“Why bother?” asks Michael Pollan in the Green Issue of The New York Times Magazine . This “big question facing us as individuals hoping to do something about climate change” is a good one.

Let’s say, for example, that Chefs Collaborative is totally successful and sustainability becomes second nature for chefs and the greater culinary community – from white tablecloth restaurants to the town diner. Will it matter in the larger world of climate change and the health of our planet?

I have to believe that the answer is “yes!” While I’m quite sure that our efforts alone will not be the key to our climate change problems (scientists don’t even agree about what steps we need to take), being conscious of our carbon footprint matters. This includes being mindful of where our food comes from and the energy it takes to grow and deliver it. And as we take action around our carbon footprints, we’ll be doing something else too: Contributing to the quality of our lives, the diversity of our food supply, and the health of our communities.

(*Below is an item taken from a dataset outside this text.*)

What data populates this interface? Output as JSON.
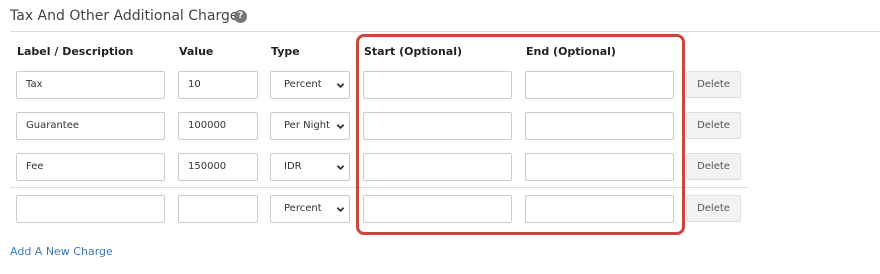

The greater culinary community can be a catalyst for positive change by creating a market for good, sustainably produced food and by helping preserve local farming and fishing communities. I encourage each of you – whether for your restaurant or your family meal – to take a step (any step) that feels doable: Support your local farmer’s market, purchase seafood that has been sourced responsibly, or try cooking with lesser-known cuts of meat. Your actions will not only contribute directly to a more robust food supply and healthy environment, but as a chef you’ll influence your customers’ food choices as well. And who knows what kind of ripple effects these behavior changes will set in motion.

–Melissa Kogut, Executive Director, Chefs Collaborative